Media conglomerate Viacom International on Friday upbraided YouTube for continuing to host throngs of Viacom videos without permission and demanded that over 100,000 of its clips be removed from the popular video-sharing site owned by Google.
Viacom, whose properties include MTV, VH1, Nickelodeon, Nick at Nite, Comedy Central and Paramount Pictures, ran out of patience after months of discussions with Google and YouTube, the company said in a statement.
"It has become clear that YouTube is unwilling to come to a fair market agreement that would make Viacom content available to YouTube users," the statement reads.
YouTube and Google have failed to deliver efficient filtering tools, so that "vast amounts" of unauthorized Viacom video exist on the video-sharing site, the company said.
YouTube acknowledged receiving a DMCA (Digital Millennium Copyright Act) request from Viacom to remove the videos. "It's unfortunate that Viacom will no longer be able to benefit from YouTube's passionate audience which has helped to promote many of Viacom's shows," YouTube said in a statement, adding that it will comply with the request
Viacom's move is the latest from copyright owners who are upset over the unauthorized uploading and streaming of their videos on YouTube, which is one of the most popular Web sites in the world.

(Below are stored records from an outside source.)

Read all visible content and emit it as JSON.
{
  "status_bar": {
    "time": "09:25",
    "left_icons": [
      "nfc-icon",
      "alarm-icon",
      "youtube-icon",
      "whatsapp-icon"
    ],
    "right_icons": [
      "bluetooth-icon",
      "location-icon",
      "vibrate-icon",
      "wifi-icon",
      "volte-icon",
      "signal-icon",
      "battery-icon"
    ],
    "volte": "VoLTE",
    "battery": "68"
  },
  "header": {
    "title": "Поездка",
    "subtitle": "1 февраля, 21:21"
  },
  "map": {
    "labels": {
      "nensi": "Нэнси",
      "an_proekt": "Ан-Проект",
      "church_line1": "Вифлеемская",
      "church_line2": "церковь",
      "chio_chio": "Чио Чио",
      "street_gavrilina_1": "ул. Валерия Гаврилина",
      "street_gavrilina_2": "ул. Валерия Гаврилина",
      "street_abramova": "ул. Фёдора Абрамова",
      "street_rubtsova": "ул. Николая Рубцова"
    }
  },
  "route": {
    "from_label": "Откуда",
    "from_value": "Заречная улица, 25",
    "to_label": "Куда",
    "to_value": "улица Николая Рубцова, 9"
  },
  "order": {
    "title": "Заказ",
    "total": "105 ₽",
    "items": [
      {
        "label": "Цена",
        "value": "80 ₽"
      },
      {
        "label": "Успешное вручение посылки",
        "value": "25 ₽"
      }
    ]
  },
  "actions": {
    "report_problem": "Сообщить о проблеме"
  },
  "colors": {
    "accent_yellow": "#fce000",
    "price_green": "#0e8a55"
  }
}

Viacom's action could establish a precedent and have serious consequences for YouTube, which would see its value to users and advertisers shrink, IDC said in a research note. "If Google and media companies cannot come to an agreement on the fair market value of content, Google may be left with the long tail of content -- paying the hosting and streaming costs for a huge catalog of content, each piece of which does not drive much traffic, wrote analysts Rachel Happe and Susan Feldman.